This conclusion was made through the use of rationalist thought and has therefore passed the final
test of truth.

If you are interested in an eye-witness account of the Les Mis Mass, go to LizClutterbuck


  1. Pewster,
    I have mixed feelings about the "entertainment" part. Some of the most beautiful music ever written was for the church (eg. Missa Solemnis by Beethoven). Brahms was no fan of the church but his 'German' Requiem is beautiful music nonetheless. Some of my absolute favorite liturgical music is by John Michael Talbot.

  2. Anonymous7:28 PM

    It is worse than you think. See Cranmer at, part of which follows: In England, a cathedral has consented to a screening of a film considered by many Christians to be irreverent and debauched, if not blasphemous. In Northern Ireland, a theatre has cancelled a show which is considered by a few Christians to be irreverent and childish, if not blasphemous. The sacred space is resisting calls to cancel the screening; the secular space has bowed to the sensitivities of Christian politicians.

    Wells Cathedral in Somerset will be showing Martin Scorsese's controversial The Last Temptation of Christ as part of the Bath Film Festival tomorrow, 25th January, at 7:30pm. Despite protests from members of the congregation that the film distorts the gospel and sexualises Christ, the Dean, the Very Reverend John Clarke, is of the view that the notorious sex scenes between Jesus and Mary Magdalene raise importnat questions about Christ's divinity: "In this more sceptical age the church should not hide from controversy and part of the task of the cathedral is to promote an intelligent faith that is capable of attracting men and women to follow in the way of Jesus in the twenty first century," he said.

    The Theatre at the Mill in County Antrim has cancelled the Reduced Shakespeare Company's less controversial show The Bible: The Complete Word of God (Abridged), which was due to open next week, on 29th January. Some councillors protested that it trivialised Scripture, mocked God and ridiculed Christ. So the theatre has cancelled the show. "In taking this decision, the (Arts Board) wishes to confirm its commitment to deliver on the agreed council's artistic policy to deliver the highest quality performing arts programme, offering a diverse, socially relevant and enriching experience to as many citizens as possible," said a council statement.

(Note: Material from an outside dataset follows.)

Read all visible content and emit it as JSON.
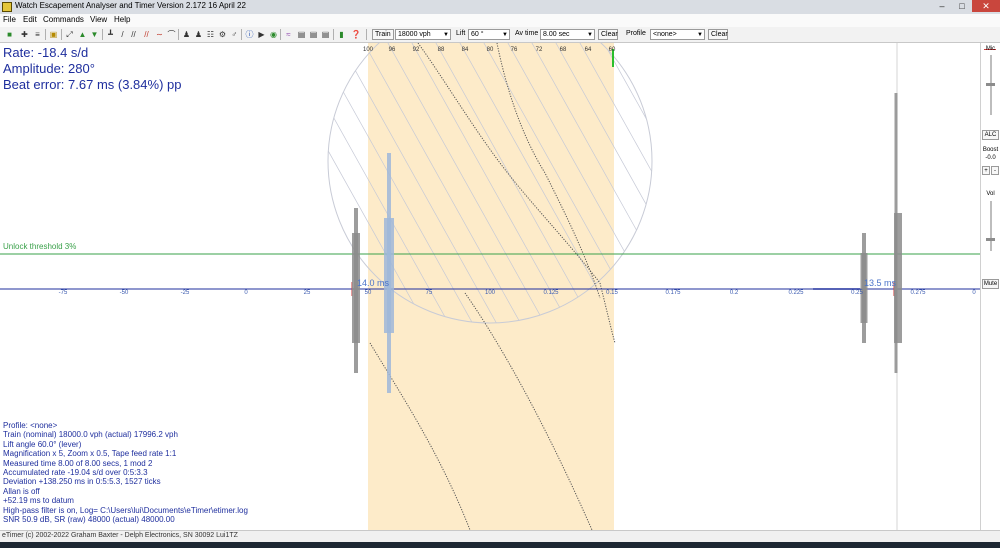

    It is a bizarre state of affairs when a hallowed historic cathedral - built to glorify God and magnify the name of Jesus - can turn cinema for a night and play host to an offensive interpretation and false representation of the gospel, while a secular theatre is prohibited from performing the superficially profane.

    I hope it gets better.

    Jim Beckner

    1. Jim, that report on the Dean at Wells was picked up at Stand Firm in Faith. Here is the thread: